**DIRECTIONS**
If a line in the entries below includes "rest", pick it out and copy it.
##########
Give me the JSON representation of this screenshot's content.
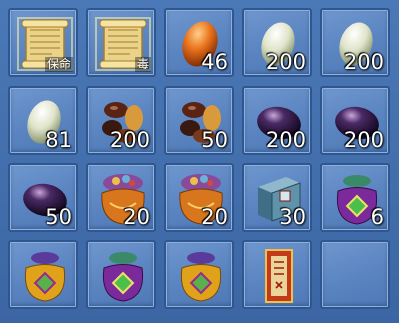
{
  "inventory": {
    "slots": [
      {
        "icon": "scroll-icon",
        "label": "保命",
        "count": ""
      },
      {
        "icon": "scroll-icon",
        "label": "毒",
        "count": ""
      },
      {
        "icon": "orange-egg-icon",
        "label": "",
        "count": "46"
      },
      {
        "icon": "white-egg-icon",
        "label": "",
        "count": "200"
      },
      {
        "icon": "white-egg-icon",
        "label": "",
        "count": "200"
      },
      {
        "icon": "white-egg-icon",
        "label": "",
        "count": "81"
      },
      {
        "icon": "nuts-icon",
        "label": "",
        "count": "200"
      },
      {
        "icon": "nuts-icon",
        "label": "",
        "count": "50"
      },
      {
        "icon": "dark-egg-icon",
        "label": "",
        "count": "200"
      },
      {
        "icon": "dark-egg-icon",
        "label": "",
        "count": "200"
      },
      {
        "icon": "dark-egg-icon",
        "label": "",
        "count": "50"
      },
      {
        "icon": "orange-pouch-icon",
        "label": "",
        "count": "20"
      },
      {
        "icon": "orange-pouch-icon",
        "label": "",
        "count": "20"
      },
      {
        "icon": "book-icon",
        "label": "",
        "count": "30"
      },
      {
        "icon": "purple-pouch-icon",
        "label": "",
        "count": "6"
      },
      {
        "icon": "gold-pouch-icon",
        "label": "",
        "count": ""
      },
      {
        "icon": "purple-pouch-icon",
        "label": "",
        "count": ""
      },
      {
        "icon": "gold-pouch-icon",
        "label": "",
        "count": ""
      },
      {
        "icon": "talisman-icon",
        "label": "",
        "count": ""
      },
      {
        "icon": "",
        "label": "",
        "count": ""
      }
    ]
  }
}
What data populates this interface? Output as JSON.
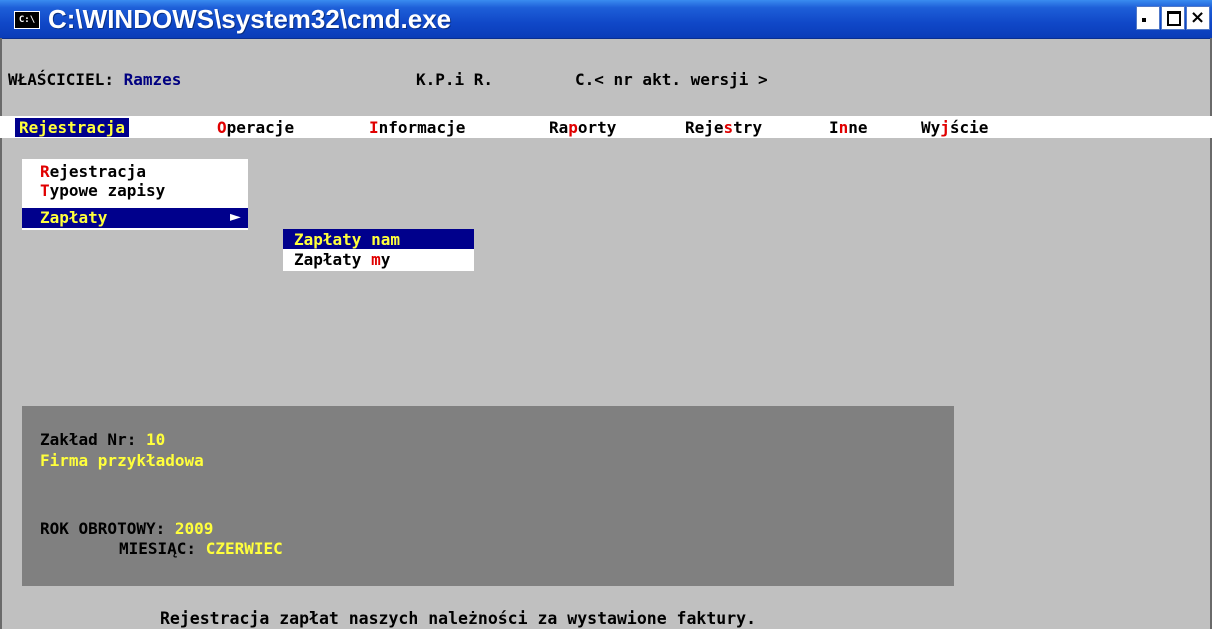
{
  "window": {
    "title": "C:\\WINDOWS\\system32\\cmd.exe",
    "icon_text": "C:\\",
    "close_glyph": "×"
  },
  "status": {
    "owner_label": "WŁAŚCICIEL:",
    "owner_value": "Ramzes",
    "app": "K.P.i R.",
    "version": "C.< nr akt. wersji >"
  },
  "menu": {
    "items": [
      {
        "hot": "",
        "rest": "Rejestracja",
        "selected": true
      },
      {
        "hot": "O",
        "rest": "peracje"
      },
      {
        "hot": "I",
        "rest": "nformacje"
      },
      {
        "pre": "Ra",
        "hot": "p",
        "rest": "orty"
      },
      {
        "pre": "Reje",
        "hot": "s",
        "rest": "try"
      },
      {
        "pre": "I",
        "hot": "n",
        "rest": "ne"
      },
      {
        "pre": "Wy",
        "hot": "j",
        "rest": "ście"
      }
    ]
  },
  "dropdown": {
    "items": [
      {
        "hot": "R",
        "rest": "ejestracja"
      },
      {
        "hot": "T",
        "rest": "ypowe zapisy"
      },
      {
        "hot": "",
        "rest": "Zapłaty",
        "selected": true
      }
    ],
    "submenu_arrow": "►"
  },
  "submenu": {
    "items": [
      {
        "text": "Zapłaty nam",
        "selected": true
      },
      {
        "pre": "Zapłaty ",
        "hot": "m",
        "rest": "y"
      }
    ]
  },
  "info": {
    "zaklad_label": "Zakład Nr:",
    "zaklad_value": "10",
    "firma": "Firma przykładowa",
    "rok_label": "ROK OBROTOWY:",
    "rok_value": "2009",
    "miesiac_label": "MIESIĄC:",
    "miesiac_value": "CZERWIEC"
  },
  "hint": "Rejestracja zapłat naszych należności za wystawione faktury.",
  "colors": {
    "background": "#c0c0c0",
    "highlight": "#00008c",
    "highlight_text": "#ffff3c",
    "hotkey": "#e00000",
    "panel": "#808080"
  }
}
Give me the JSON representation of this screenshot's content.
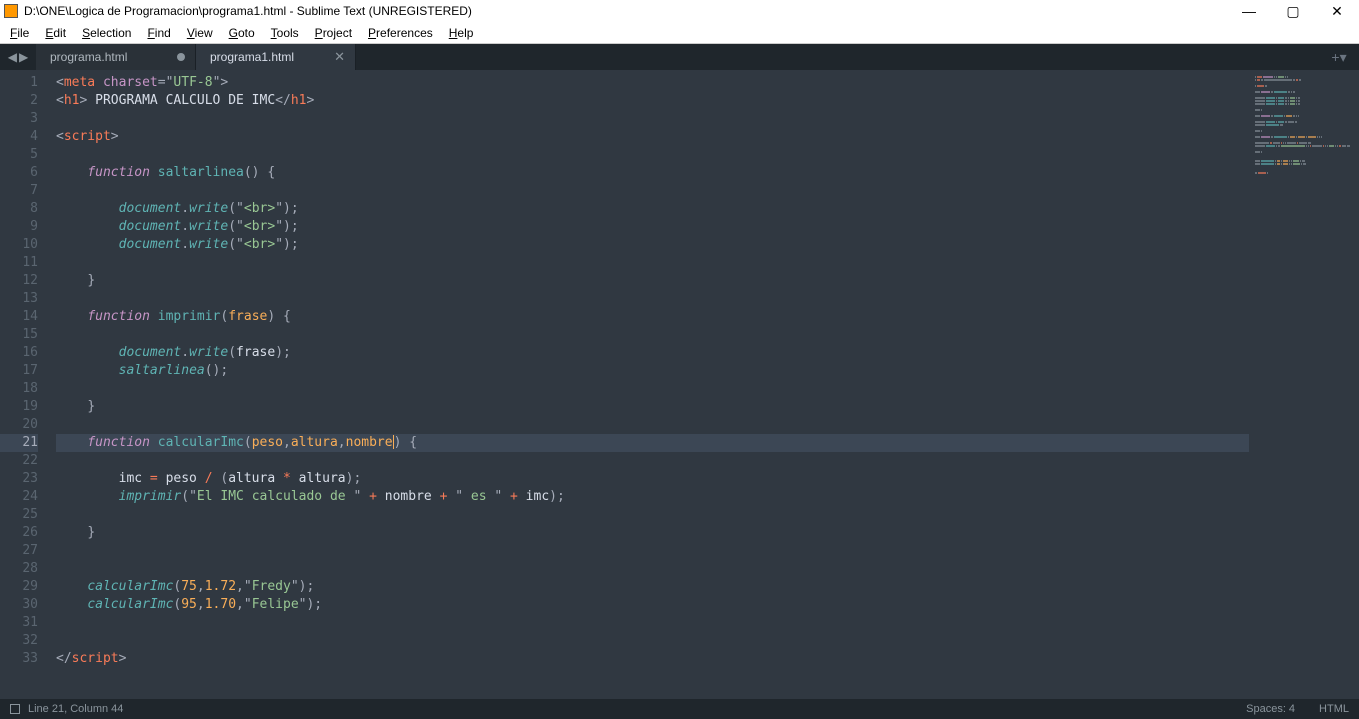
{
  "window": {
    "title": "D:\\ONE\\Logica de Programacion\\programa1.html - Sublime Text (UNREGISTERED)"
  },
  "menus": [
    "File",
    "Edit",
    "Selection",
    "Find",
    "View",
    "Goto",
    "Tools",
    "Project",
    "Preferences",
    "Help"
  ],
  "tabs": [
    {
      "label": "programa.html",
      "dirty": true,
      "active": false
    },
    {
      "label": "programa1.html",
      "dirty": false,
      "active": true
    }
  ],
  "status": {
    "pos": "Line 21, Column 44",
    "spaces": "Spaces: 4",
    "syntax": "HTML"
  },
  "code": {
    "current_line": 21,
    "lines": [
      {
        "n": 1,
        "tokens": [
          [
            "c-punc",
            "<"
          ],
          [
            "c-tag",
            "meta"
          ],
          [
            "",
            ""
          ],
          [
            "",
            ""
          ],
          [
            "c-attr",
            " charset"
          ],
          [
            "c-punc",
            "="
          ],
          [
            "c-punc",
            "\""
          ],
          [
            "c-str",
            "UTF-8"
          ],
          [
            "c-punc",
            "\""
          ],
          [
            "c-punc",
            ">"
          ]
        ]
      },
      {
        "n": 2,
        "tokens": [
          [
            "c-punc",
            "<"
          ],
          [
            "c-tag",
            "h1"
          ],
          [
            "c-punc",
            "> "
          ],
          [
            "",
            "PROGRAMA CALCULO DE IMC"
          ],
          [
            "c-punc",
            "</"
          ],
          [
            "c-tag",
            "h1"
          ],
          [
            "c-punc",
            ">"
          ]
        ]
      },
      {
        "n": 3,
        "tokens": []
      },
      {
        "n": 4,
        "tokens": [
          [
            "c-punc",
            "<"
          ],
          [
            "c-tag",
            "script"
          ],
          [
            "c-punc",
            ">"
          ]
        ]
      },
      {
        "n": 5,
        "tokens": []
      },
      {
        "n": 6,
        "tokens": [
          [
            "",
            "    "
          ],
          [
            "c-storage",
            "function"
          ],
          [
            "",
            " "
          ],
          [
            "c-fn",
            "saltarlinea"
          ],
          [
            "c-punc",
            "()"
          ],
          [
            "",
            " "
          ],
          [
            "c-punc",
            "{"
          ]
        ]
      },
      {
        "n": 7,
        "tokens": []
      },
      {
        "n": 8,
        "tokens": [
          [
            "",
            "        "
          ],
          [
            "c-obj",
            "document"
          ],
          [
            "c-punc",
            "."
          ],
          [
            "c-fnit",
            "write"
          ],
          [
            "c-punc",
            "("
          ],
          [
            "c-punc",
            "\""
          ],
          [
            "c-str",
            "<br>"
          ],
          [
            "c-punc",
            "\""
          ],
          [
            "c-punc",
            ");"
          ]
        ]
      },
      {
        "n": 9,
        "tokens": [
          [
            "",
            "        "
          ],
          [
            "c-obj",
            "document"
          ],
          [
            "c-punc",
            "."
          ],
          [
            "c-fnit",
            "write"
          ],
          [
            "c-punc",
            "("
          ],
          [
            "c-punc",
            "\""
          ],
          [
            "c-str",
            "<br>"
          ],
          [
            "c-punc",
            "\""
          ],
          [
            "c-punc",
            ");"
          ]
        ]
      },
      {
        "n": 10,
        "tokens": [
          [
            "",
            "        "
          ],
          [
            "c-obj",
            "document"
          ],
          [
            "c-punc",
            "."
          ],
          [
            "c-fnit",
            "write"
          ],
          [
            "c-punc",
            "("
          ],
          [
            "c-punc",
            "\""
          ],
          [
            "c-str",
            "<br>"
          ],
          [
            "c-punc",
            "\""
          ],
          [
            "c-punc",
            ");"
          ]
        ]
      },
      {
        "n": 11,
        "tokens": []
      },
      {
        "n": 12,
        "tokens": [
          [
            "",
            "    "
          ],
          [
            "c-punc",
            "}"
          ]
        ]
      },
      {
        "n": 13,
        "tokens": []
      },
      {
        "n": 14,
        "tokens": [
          [
            "",
            "    "
          ],
          [
            "c-storage",
            "function"
          ],
          [
            "",
            " "
          ],
          [
            "c-fn",
            "imprimir"
          ],
          [
            "c-punc",
            "("
          ],
          [
            "c-param",
            "frase"
          ],
          [
            "c-punc",
            ")"
          ],
          [
            "",
            " "
          ],
          [
            "c-punc",
            "{"
          ]
        ]
      },
      {
        "n": 15,
        "tokens": []
      },
      {
        "n": 16,
        "tokens": [
          [
            "",
            "        "
          ],
          [
            "c-obj",
            "document"
          ],
          [
            "c-punc",
            "."
          ],
          [
            "c-fnit",
            "write"
          ],
          [
            "c-punc",
            "("
          ],
          [
            "",
            "frase"
          ],
          [
            "c-punc",
            ");"
          ]
        ]
      },
      {
        "n": 17,
        "tokens": [
          [
            "",
            "        "
          ],
          [
            "c-fnit",
            "saltarlinea"
          ],
          [
            "c-punc",
            "();"
          ]
        ]
      },
      {
        "n": 18,
        "tokens": []
      },
      {
        "n": 19,
        "tokens": [
          [
            "",
            "    "
          ],
          [
            "c-punc",
            "}"
          ]
        ]
      },
      {
        "n": 20,
        "tokens": []
      },
      {
        "n": 21,
        "tokens": [
          [
            "",
            "    "
          ],
          [
            "c-storage",
            "function"
          ],
          [
            "",
            " "
          ],
          [
            "c-fn",
            "calcularImc"
          ],
          [
            "c-punc",
            "("
          ],
          [
            "c-param",
            "peso"
          ],
          [
            "c-punc",
            ","
          ],
          [
            "c-param",
            "altura"
          ],
          [
            "c-punc",
            ","
          ],
          [
            "c-param",
            "nombre"
          ],
          [
            "CURSOR",
            ""
          ],
          [
            "c-punc",
            ")"
          ],
          [
            "",
            " "
          ],
          [
            "c-punc",
            "{"
          ]
        ]
      },
      {
        "n": 22,
        "tokens": []
      },
      {
        "n": 23,
        "tokens": [
          [
            "",
            "        imc "
          ],
          [
            "c-op",
            "="
          ],
          [
            "",
            " peso "
          ],
          [
            "c-op",
            "/"
          ],
          [
            "",
            " "
          ],
          [
            "c-punc",
            "("
          ],
          [
            "",
            "altura "
          ],
          [
            "c-op",
            "*"
          ],
          [
            "",
            " altura"
          ],
          [
            "c-punc",
            ");"
          ]
        ]
      },
      {
        "n": 24,
        "tokens": [
          [
            "",
            "        "
          ],
          [
            "c-fnit",
            "imprimir"
          ],
          [
            "c-punc",
            "("
          ],
          [
            "c-punc",
            "\""
          ],
          [
            "c-str",
            "El IMC calculado de "
          ],
          [
            "c-punc",
            "\""
          ],
          [
            "",
            " "
          ],
          [
            "c-op",
            "+"
          ],
          [
            "",
            " nombre "
          ],
          [
            "c-op",
            "+"
          ],
          [
            "",
            " "
          ],
          [
            "c-punc",
            "\""
          ],
          [
            "c-str",
            " es "
          ],
          [
            "c-punc",
            "\""
          ],
          [
            "",
            " "
          ],
          [
            "c-op",
            "+"
          ],
          [
            "",
            " imc"
          ],
          [
            "c-punc",
            ");"
          ]
        ]
      },
      {
        "n": 25,
        "tokens": []
      },
      {
        "n": 26,
        "tokens": [
          [
            "",
            "    "
          ],
          [
            "c-punc",
            "}"
          ]
        ]
      },
      {
        "n": 27,
        "tokens": []
      },
      {
        "n": 28,
        "tokens": []
      },
      {
        "n": 29,
        "tokens": [
          [
            "",
            "    "
          ],
          [
            "c-fnit",
            "calcularImc"
          ],
          [
            "c-punc",
            "("
          ],
          [
            "c-num",
            "75"
          ],
          [
            "c-punc",
            ","
          ],
          [
            "c-num",
            "1.72"
          ],
          [
            "c-punc",
            ","
          ],
          [
            "c-punc",
            "\""
          ],
          [
            "c-str",
            "Fredy"
          ],
          [
            "c-punc",
            "\""
          ],
          [
            "c-punc",
            ");"
          ]
        ]
      },
      {
        "n": 30,
        "tokens": [
          [
            "",
            "    "
          ],
          [
            "c-fnit",
            "calcularImc"
          ],
          [
            "c-punc",
            "("
          ],
          [
            "c-num",
            "95"
          ],
          [
            "c-punc",
            ","
          ],
          [
            "c-num",
            "1.70"
          ],
          [
            "c-punc",
            ","
          ],
          [
            "c-punc",
            "\""
          ],
          [
            "c-str",
            "Felipe"
          ],
          [
            "c-punc",
            "\""
          ],
          [
            "c-punc",
            ");"
          ]
        ]
      },
      {
        "n": 31,
        "tokens": []
      },
      {
        "n": 32,
        "tokens": []
      },
      {
        "n": 33,
        "tokens": [
          [
            "c-punc",
            "</"
          ],
          [
            "c-tag",
            "script"
          ],
          [
            "c-punc",
            ">"
          ]
        ]
      }
    ]
  },
  "icons": {
    "min": "—",
    "max": "▢",
    "close": "✕",
    "left": "◀",
    "right": "▶",
    "plus": "+",
    "down": "▾"
  }
}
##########
**ANSWER FOR THIS EXERCISE**
        "rest": "Rejestracja",
        "rest": "peracje"
        "rest": "nformacje"
        "rest": "orty"
        "rest": "try"
        "rest": "ne"
        "rest": "ście"
        "rest": "ejestracja"
        "rest": "ypowe zapisy"
        "rest": "Zapłaty",
        "rest": "y"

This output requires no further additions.